> [Aim of the exercise]: Your answer should consist of every line in the records that holds "title".

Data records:

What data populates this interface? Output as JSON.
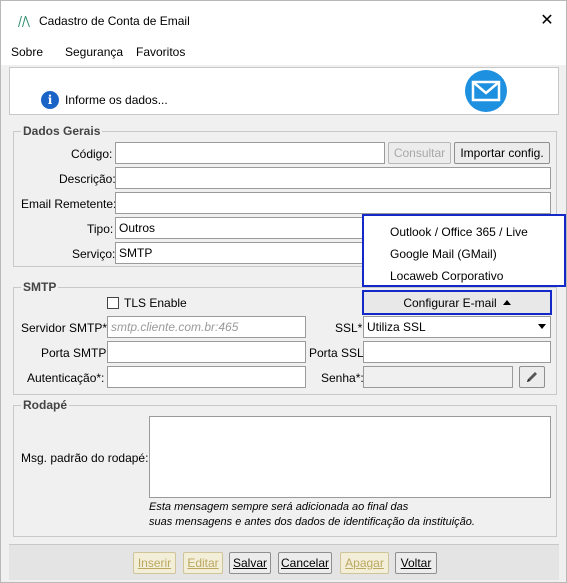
{
  "window": {
    "title": "Cadastro de Conta de Email",
    "close_glyph": "✕"
  },
  "menu": [
    "Sobre",
    "Segurança",
    "Favoritos"
  ],
  "header": {
    "info_glyph": "i",
    "info_text": "Informe os dados..."
  },
  "dados_gerais": {
    "title": "Dados Gerais",
    "codigo_label": "Código:",
    "codigo_value": "",
    "consultar_label": "Consultar",
    "importar_label": "Importar config.",
    "descricao_label": "Descrição:",
    "descricao_value": "",
    "email_label": "Email Remetente:",
    "email_value": "",
    "tipo_label": "Tipo:",
    "tipo_value": "Outros",
    "servico_label": "Serviço:",
    "servico_value": "SMTP"
  },
  "popup": {
    "items": [
      "Outlook / Office 365 / Live",
      "Google Mail (GMail)",
      "Locaweb Corporativo"
    ],
    "config_button": "Configurar E-mail"
  },
  "smtp": {
    "title": "SMTP",
    "tls_label": "TLS Enable",
    "tls_checked": false,
    "servidor_label": "Servidor SMTP*:",
    "servidor_placeholder": "smtp.cliente.com.br:465",
    "ssl_label": "SSL*:",
    "ssl_value": "Utiliza SSL",
    "porta_smtp_label": "Porta SMTP:",
    "porta_smtp_value": "",
    "porta_ssl_label": "Porta SSL:",
    "porta_ssl_value": "",
    "autenticacao_label": "Autenticação*:",
    "autenticacao_value": "",
    "senha_label": "Senha*:",
    "senha_value": ""
  },
  "rodape": {
    "title": "Rodapé",
    "msg_label": "Msg. padrão do rodapé:",
    "msg_value": "",
    "hint_line1": "Esta mensagem sempre será adicionada ao final das",
    "hint_line2": "suas mensagens e antes dos dados de identificação da instituição."
  },
  "footer": {
    "inserir": "Inserir",
    "editar": "Editar",
    "salvar": "Salvar",
    "cancelar": "Cancelar",
    "apagar": "Apagar",
    "voltar": "Voltar"
  },
  "colors": {
    "popup_border": "#1428c8",
    "mail_icon_bg": "#1e90e0",
    "info_icon_bg": "#1a64c8"
  }
}
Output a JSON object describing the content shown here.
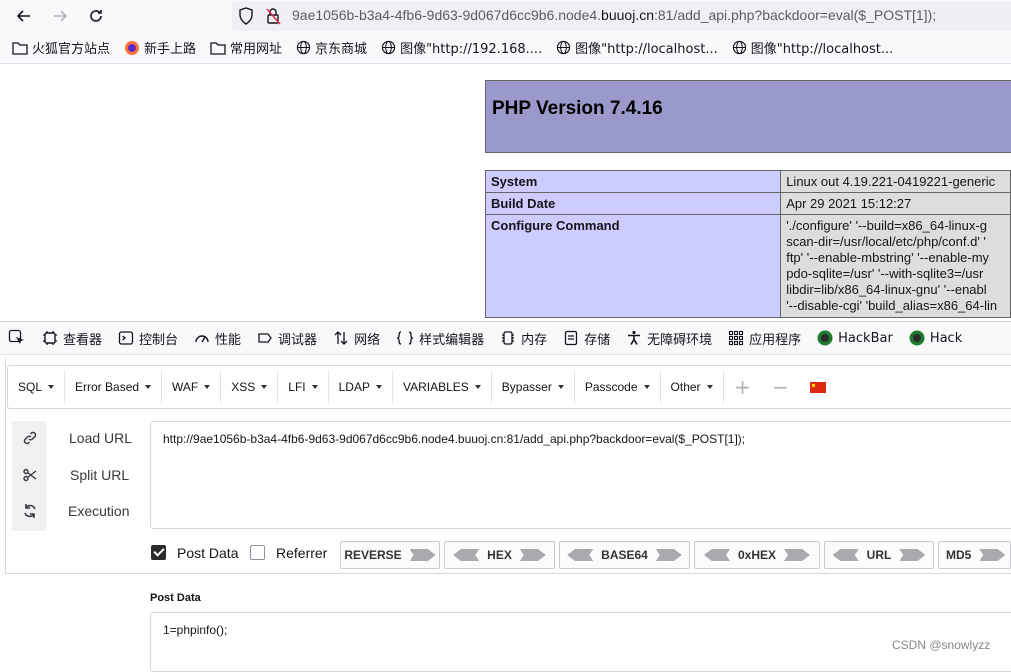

> [Worked solution]:
    "title": "Cadastro de Conta de Email",
    "title": "Dados Gerais",
    "title": "SMTP",
    "title": "Rodapé",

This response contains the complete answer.